19. Tommy Ray! Handful of Hits
20. Chris Church Game Dirt
21. Matthew Milia Keego Harbor
22. Henry Chadwick We All Start Again
23. Rich Mattson and the Northstars Skylights
24. Ken Sharp Miniatures
25. Fishboy Waitsgiving
Putting James Henry as my number 1 album choice for 2021 might surprise a few blog watchers but frankly I don’t know why Pluck isn’t topping all the indie charts. Maybe it’s the subdued cover art or perhaps the album just falls between the genre cracks, I don’t know. But if you love those highly listenable 1980s Squeeze or Crowded House albums, this guy is for you. Each song should be stamped ‘earworm warning’ as a positive public health measure. Take it from me, Pluck is a relentless hook machine. 5 stars for sure. Other choices – Brent Seavers, The Brothers Steve, Lolas, Chris Church – are perhaps more predictable. Hey, they’ve delivered before and here they deliver again. Genre-wise, Lane Steinberg and Fishboy undoubtedly raise boundary issues but damn they are fine albums with subtly hooky tunes. And the rest? Well they’re all defined by content that is mucho killer, nada filler.
Next up, Poprock Record’s top five EPs for 2021:
Can’t spare the time for a full album experience? These extended play releases will meet your need for more than a single but not quite a long-player. But fair warning, these concentrated blasts of melodic goodness may leave you wanting for more. They’re that good.
Then, there’s Poprock Record’s top five covers albums for 2021:
The pandemic moved just about everyone to put out an album of covers. But they’re actually pretty hard to nail, ranging in quality from elevated karoke to the unrecognizable. The trick is to rework the unique creative spark in the song, making it both recognizable and different at the same time. Turgeon’s a master of song reinvention, taking up tunes others wouldn’t dare to try (from the likes of The Monkees, The Mamas and Papas, and the Bryds, among others) and succeeding. Browning applies his own distinctive poprock chops to material from the sixties to the eighties that lets you fall for the classics all over again. Ditto 3, 4, and 5 – they love the songs and it shows.
And finally, Poprock Record’s 5 best long lost albums of 2021:

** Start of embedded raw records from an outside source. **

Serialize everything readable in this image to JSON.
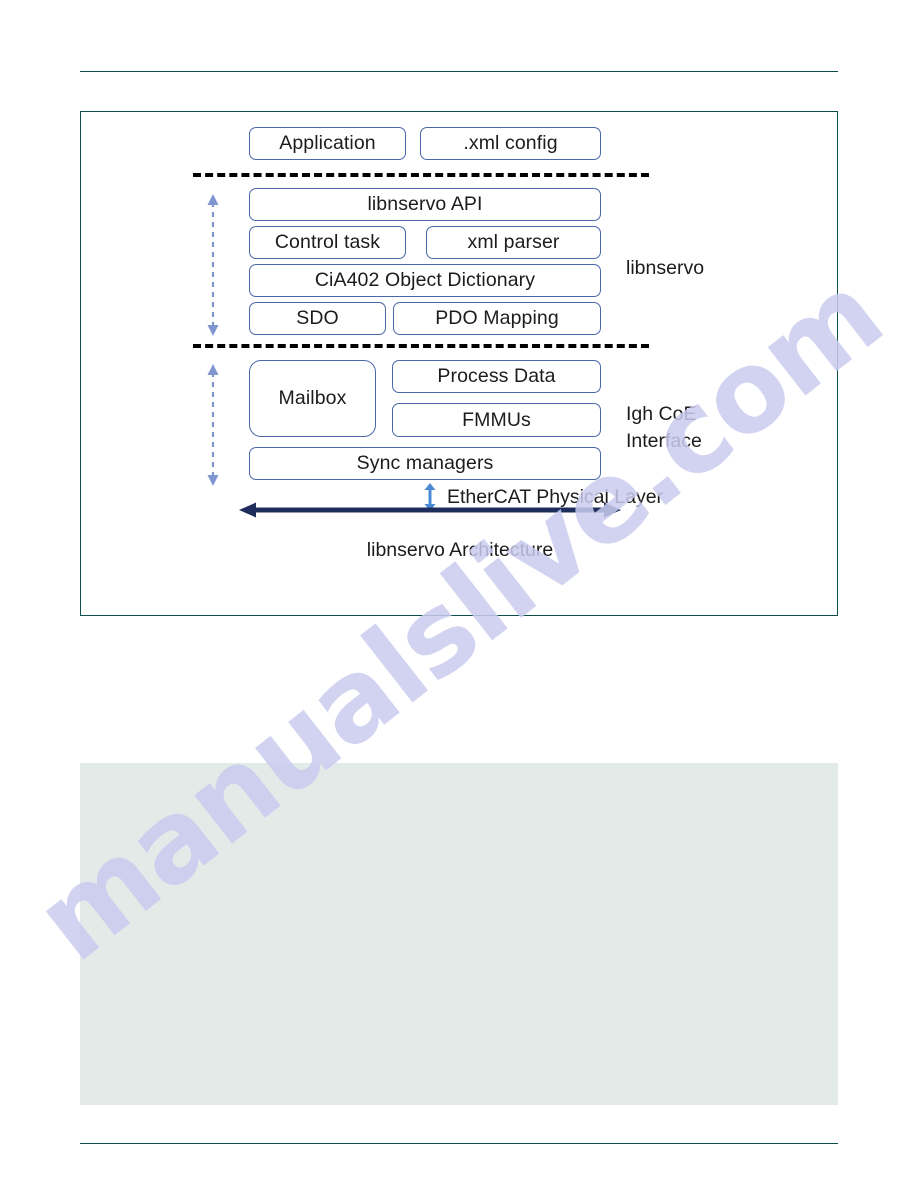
{
  "page": {
    "watermark_text": "manualslive.com",
    "background_color": "#ffffff",
    "rule_color": "#0d4f4a",
    "frame_color": "#0d4f4a",
    "box_border_color": "#4a68a8",
    "dashed_color": "#000000",
    "vertical_arrow_color": "#8096d0",
    "horizontal_arrow_color": "#1f2d5c",
    "grey_block_color": "#e3ebe9"
  },
  "figure": {
    "caption": "libnservo Architecture",
    "top_layer": {
      "boxes": [
        {
          "label": "Application"
        },
        {
          "label": ".xml config"
        }
      ]
    },
    "libnservo_layer": {
      "side_label": "libnservo",
      "rows": [
        {
          "boxes": [
            {
              "label": "libnservo API"
            }
          ]
        },
        {
          "boxes": [
            {
              "label": "Control task"
            },
            {
              "label": "xml parser"
            }
          ]
        },
        {
          "boxes": [
            {
              "label": "CiA402 Object Dictionary"
            }
          ]
        },
        {
          "boxes": [
            {
              "label": "SDO"
            },
            {
              "label": "PDO Mapping"
            }
          ]
        }
      ]
    },
    "igh_layer": {
      "side_label_line1": "Igh CoE",
      "side_label_line2": "Interface",
      "boxes": [
        {
          "label": "Mailbox"
        },
        {
          "label": "Process Data"
        },
        {
          "label": "FMMUs"
        },
        {
          "label": "Sync managers"
        }
      ]
    },
    "physical_layer": {
      "label": "EtherCAT Physical Layer"
    }
  }
}
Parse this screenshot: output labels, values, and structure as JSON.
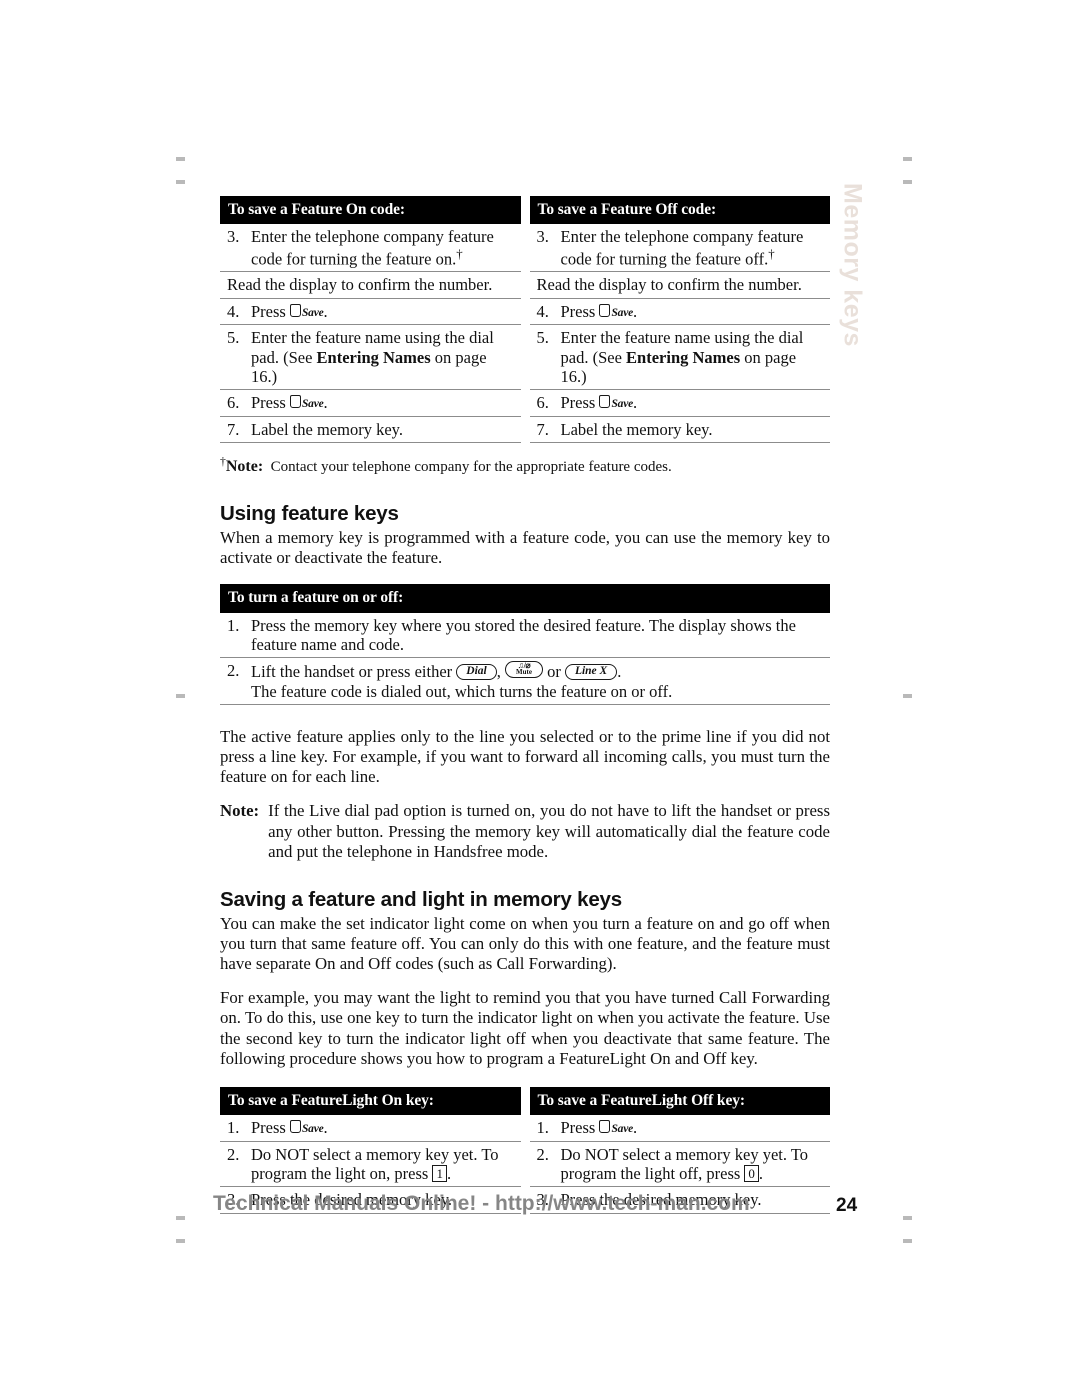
{
  "page": {
    "side_tab_label": "Memory keys",
    "page_number": "24",
    "footer_text": "Technical Manuals Online! - http://www.tech-man.com",
    "side_tab_color": "#e9e0da",
    "header_bg_color": "#000000",
    "header_text_color": "#ffffff",
    "rule_color": "#8c8c8c",
    "footer_text_color": "#868686"
  },
  "table_feature_codes": {
    "columns": [
      {
        "header": "To save a Feature On code:",
        "rows": [
          {
            "num": "3.",
            "text_before": "Enter the telephone company feature code for turning the feature on.",
            "dagger": true
          },
          {
            "num": "",
            "text_before": "Read the display to confirm the number."
          },
          {
            "num": "4.",
            "text_before": "Press ",
            "key": "Save",
            "text_after": "."
          },
          {
            "num": "5.",
            "text_before": "Enter the feature name using the dial pad. (See ",
            "bold": "Entering Names",
            "text_after": " on page 16.)"
          },
          {
            "num": "6.",
            "text_before": "Press ",
            "key": "Save",
            "text_after": "."
          },
          {
            "num": "7.",
            "text_before": "Label the memory key."
          }
        ]
      },
      {
        "header": "To save a Feature Off code:",
        "rows": [
          {
            "num": "3.",
            "text_before": "Enter the telephone company feature code for turning the feature off.",
            "dagger": true
          },
          {
            "num": "",
            "text_before": "Read the display to confirm the number."
          },
          {
            "num": "4.",
            "text_before": "Press ",
            "key": "Save",
            "text_after": "."
          },
          {
            "num": "5.",
            "text_before": "Enter the feature name using the dial pad. (See ",
            "bold": "Entering Names",
            "text_after": " on page 16.)"
          },
          {
            "num": "6.",
            "text_before": "Press ",
            "key": "Save",
            "text_after": "."
          },
          {
            "num": "7.",
            "text_before": "Label the memory key."
          }
        ]
      }
    ]
  },
  "dagger_note": {
    "label": "Note:",
    "text": "Contact your telephone company for the appropriate feature codes."
  },
  "section_using_feature_keys": {
    "title": "Using feature keys",
    "intro": "When a memory key is programmed with a feature code, you can use the memory key to activate or deactivate the feature.",
    "table": {
      "header": "To turn a feature on or off:",
      "rows": [
        {
          "num": "1.",
          "text": "Press the memory key where you stored the desired feature. The display shows the feature name and code."
        },
        {
          "num": "2.",
          "text_before": "Lift the handset or press either ",
          "key1": "Dial",
          "sep1": ", ",
          "key2_top": "♫/⌀",
          "key2_bot": "Mute",
          "sep2": " or ",
          "key3": "Line X",
          "text_after": ".",
          "text_line2": "The feature code is dialed out, which turns the feature on or off."
        }
      ]
    },
    "paragraph_active_feature": "The active feature applies only to the line you selected or to the prime line if you did not press a line key. For example, if you want to forward all incoming calls, you must turn the feature on for each line.",
    "note": {
      "label": "Note:",
      "text": "If the Live dial pad option is turned on, you do not have to lift the handset or press any other button. Pressing the memory key will automatically dial the feature code and put the telephone in Handsfree mode."
    }
  },
  "section_saving_feature_light": {
    "title": "Saving a feature and light in memory keys",
    "paragraph_1": "You can make the set indicator light come on when you turn a feature on and go off when you turn that same feature off. You can only do this with one feature, and the feature must have separate On and Off codes (such as Call Forwarding).",
    "paragraph_2": "For example, you may want the light to remind you that you have turned Call Forwarding on. To do this, use one key to turn the indicator light on when you activate the feature. Use the second key to turn the indicator light off when you deactivate that same feature. The following procedure shows you how to program a FeatureLight On and Off key.",
    "table": {
      "columns": [
        {
          "header": "To save a FeatureLight On key:",
          "rows": [
            {
              "num": "1.",
              "text_before": "Press ",
              "key": "Save",
              "text_after": "."
            },
            {
              "num": "2.",
              "text_before": "Do NOT select a memory key yet. To program the light on, press ",
              "keycap": "1",
              "text_after": "."
            },
            {
              "num": "3.",
              "text_before": "Press the desired memory key."
            }
          ]
        },
        {
          "header": "To save a FeatureLight Off key:",
          "rows": [
            {
              "num": "1.",
              "text_before": "Press ",
              "key": "Save",
              "text_after": "."
            },
            {
              "num": "2.",
              "text_before": "Do NOT select a memory key yet. To program the light off, press ",
              "keycap": "0",
              "text_after": "."
            },
            {
              "num": "3.",
              "text_before": "Press the desired memory key."
            }
          ]
        }
      ]
    }
  }
}
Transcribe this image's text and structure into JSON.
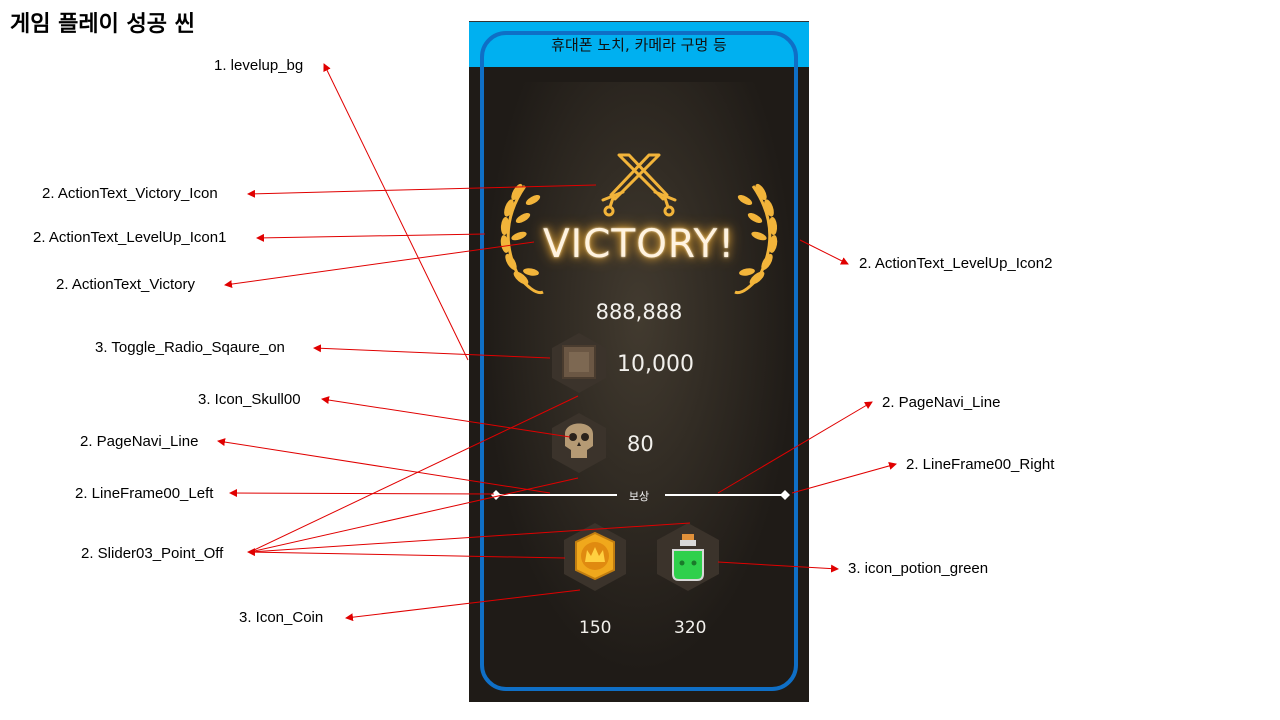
{
  "title": "게임 플레이 성공 씬",
  "phone": {
    "notch_text": "휴대폰 노치, 카메라 구멍 등",
    "victory_text": "VICTORY!",
    "score": "888,888",
    "gold_reward": "10,000",
    "kill_count": "80",
    "reward_label": "보상",
    "coin_count": "150",
    "potion_count": "320"
  },
  "labels": {
    "levelup_bg": "1. levelup_bg",
    "victory_icon": "2. ActionText_Victory_Icon",
    "levelup_icon1": "2. ActionText_LevelUp_Icon1",
    "victory": "2. ActionText_Victory",
    "levelup_icon2": "2. ActionText_LevelUp_Icon2",
    "toggle_radio": "3. Toggle_Radio_Sqaure_on",
    "icon_skull": "3. Icon_Skull00",
    "pagenavi_left": "2. PageNavi_Line",
    "pagenavi_right": "2. PageNavi_Line",
    "lineframe_left": "2. LineFrame00_Left",
    "lineframe_right": "2. LineFrame00_Right",
    "slider_point": "2. Slider03_Point_Off",
    "icon_potion": "3. icon_potion_green",
    "icon_coin": "3. Icon_Coin"
  },
  "colors": {
    "notch": "#00b0f0",
    "safe_frame": "#0f6fc6",
    "background": "#1f1b17",
    "accent_gold": "#f2b43a",
    "arrow": "#e00000"
  }
}
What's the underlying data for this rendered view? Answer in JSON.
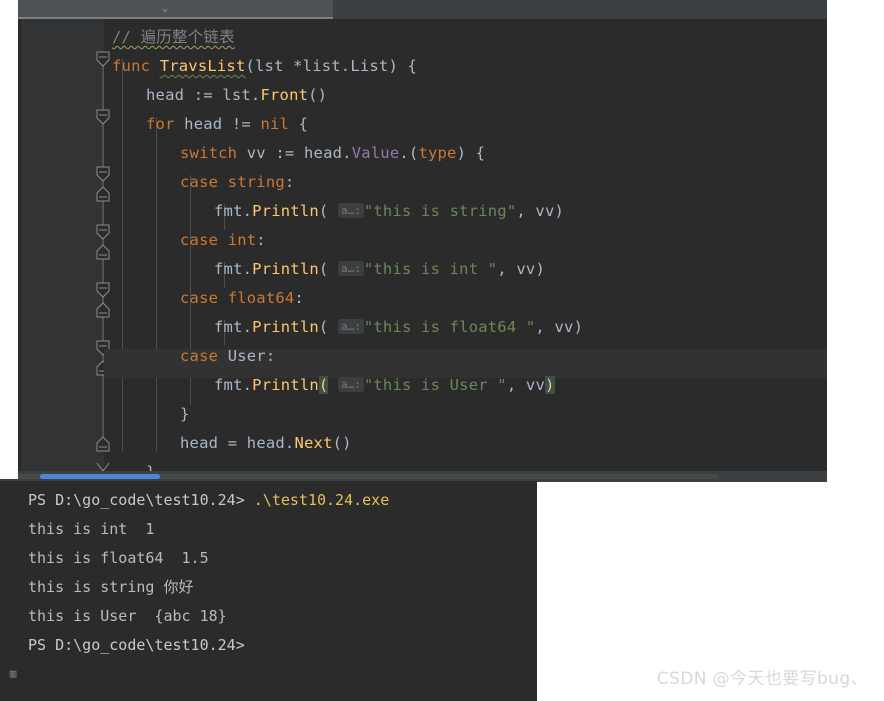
{
  "window": {
    "tab_glyph": "⌄"
  },
  "editor": {
    "language": "Go",
    "caret_line_index": 11,
    "colors": {
      "background": "#2b2b2b",
      "gutter": "#313335",
      "caret_line": "#323232",
      "keyword": "#cc7832",
      "function": "#ffc66d",
      "string": "#6a8759",
      "comment": "#808080",
      "identifier": "#a9b7c6",
      "field": "#9876aa",
      "scrollbar_thumb": "#4b87d6"
    },
    "inlay_hint_label": "a…:",
    "lines": [
      {
        "indent": 1,
        "text": "// 遍历整个链表"
      },
      {
        "indent": 1,
        "text": "func TravsList(lst *list.List) {"
      },
      {
        "indent": 2,
        "text": "head := lst.Front()"
      },
      {
        "indent": 2,
        "text": "for head != nil {"
      },
      {
        "indent": 3,
        "text": "switch vv := head.Value.(type) {"
      },
      {
        "indent": 3,
        "text": "case string:"
      },
      {
        "indent": 4,
        "text": "fmt.Println( a…: \"this is string\", vv)"
      },
      {
        "indent": 3,
        "text": "case int:"
      },
      {
        "indent": 4,
        "text": "fmt.Println( a…: \"this is int \", vv)"
      },
      {
        "indent": 3,
        "text": "case float64:"
      },
      {
        "indent": 4,
        "text": "fmt.Println( a…: \"this is float64 \", vv)"
      },
      {
        "indent": 3,
        "text": "case User:"
      },
      {
        "indent": 4,
        "text": "fmt.Println( a…: \"this is User \", vv)"
      },
      {
        "indent": 3,
        "text": "}"
      },
      {
        "indent": 3,
        "text": "head = head.Next()"
      },
      {
        "indent": 2,
        "text": "}"
      }
    ],
    "tokens": {
      "comment_text": "// 遍历整个链表",
      "kw_func": "func",
      "fn_name": "TravsList",
      "sig_rest": "(lst *list.List) {",
      "head": "head",
      "assign_define": ":=",
      "lst": "lst",
      "dot": ".",
      "front": "Front",
      "parens": "()",
      "kw_for": "for",
      "neq": "!=",
      "kw_nil": "nil",
      "open_brace": "{",
      "kw_switch": "switch",
      "vv": "vv",
      "value": "Value",
      "kw_type": "type",
      "kw_case": "case",
      "type_string": "string",
      "type_int": "int",
      "type_float64": "float64",
      "type_user": "User",
      "fmt": "fmt",
      "println": "Println",
      "str_string": "\"this is string\"",
      "str_int": "\"this is int \"",
      "str_float64": "\"this is float64 \"",
      "str_user": "\"this is User \"",
      "comma_vv": ", vv",
      "close_paren": ")",
      "close_brace": "}",
      "assign_eq": "=",
      "next": "Next"
    }
  },
  "terminal": {
    "icon": "▥",
    "lines": [
      {
        "type": "prompt",
        "prompt": "PS D:\\go_code\\test10.24>",
        "command": " .\\test10.24.exe"
      },
      {
        "type": "output",
        "text": "this is int  1"
      },
      {
        "type": "output",
        "text": "this is float64  1.5"
      },
      {
        "type": "output",
        "text": "this is string 你好"
      },
      {
        "type": "output",
        "text": "this is User  {abc 18}"
      },
      {
        "type": "prompt",
        "prompt": "PS D:\\go_code\\test10.24>",
        "command": ""
      }
    ]
  },
  "watermark": {
    "text": "CSDN @今天也要写bug、"
  }
}
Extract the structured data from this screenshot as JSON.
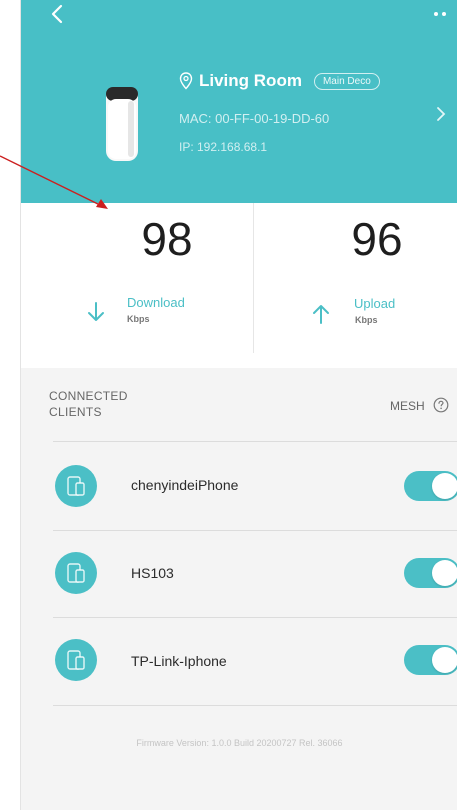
{
  "device": {
    "name": "Living Room",
    "main_badge": "Main Deco",
    "mac": "MAC: 00-FF-00-19-DD-60",
    "ip": "IP: 192.168.68.1"
  },
  "stats": {
    "download": {
      "value": "98",
      "label": "Download",
      "unit": "Kbps"
    },
    "upload": {
      "value": "96",
      "label": "Upload",
      "unit": "Kbps"
    }
  },
  "clients_section": {
    "title_line1": "CONNECTED",
    "title_line2": "CLIENTS",
    "mesh_label": "MESH"
  },
  "clients": [
    {
      "name": "chenyindeiPhone",
      "mesh_on": true
    },
    {
      "name": "HS103",
      "mesh_on": true
    },
    {
      "name": "TP-Link-Iphone",
      "mesh_on": true
    }
  ],
  "firmware": "Firmware Version: 1.0.0 Build 20200727 Rel. 36066",
  "colors": {
    "accent": "#48bfc6",
    "annotation_arrow": "#cc1f1f"
  }
}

The idea that a band could put all the work into writing, playing and recording an album and then not have it released almost seems like a crime in my book. Numbers 4 and 5 had their work ‘misplaced,’ only to accidently resurface recently and get released. Numbers 2 and 3 were indie artists whose various DIY and professional recordings never got gathered together for a proper release, until the rise of recent niche music markets made it viable. And number 1 is a remarkable story of a band that wouldn’t let their record company/producer’s mangled version of their album stand. So instead they rerecorded it, this time getting it right. That the Sorrows could make their rerecording of Love Too Late sound so 1981 is a testament to their talent and sheer doggedness.
Ok, one last category, Poprock Record’s best ‘best of’ album of 2021:
Dropkick The Best of Dropkick
Sometimes greatest hits collections really hit the mark. The Best of Dropkick is one of them. It’s a comprehensive overview of this great band’s career, packaged with attractive artwork, and at a very nice price.
Well we stretched the 25 album limit but it really was the only way to be fair to all these super LPs and EPs. I think this post demonstrates that while classic era of the album may be over, there’s still lots of tremendous long-playing records out there. If you love them, support them, whether its live or Memorex.
Lego records graphic courtesy art/design student _Regn.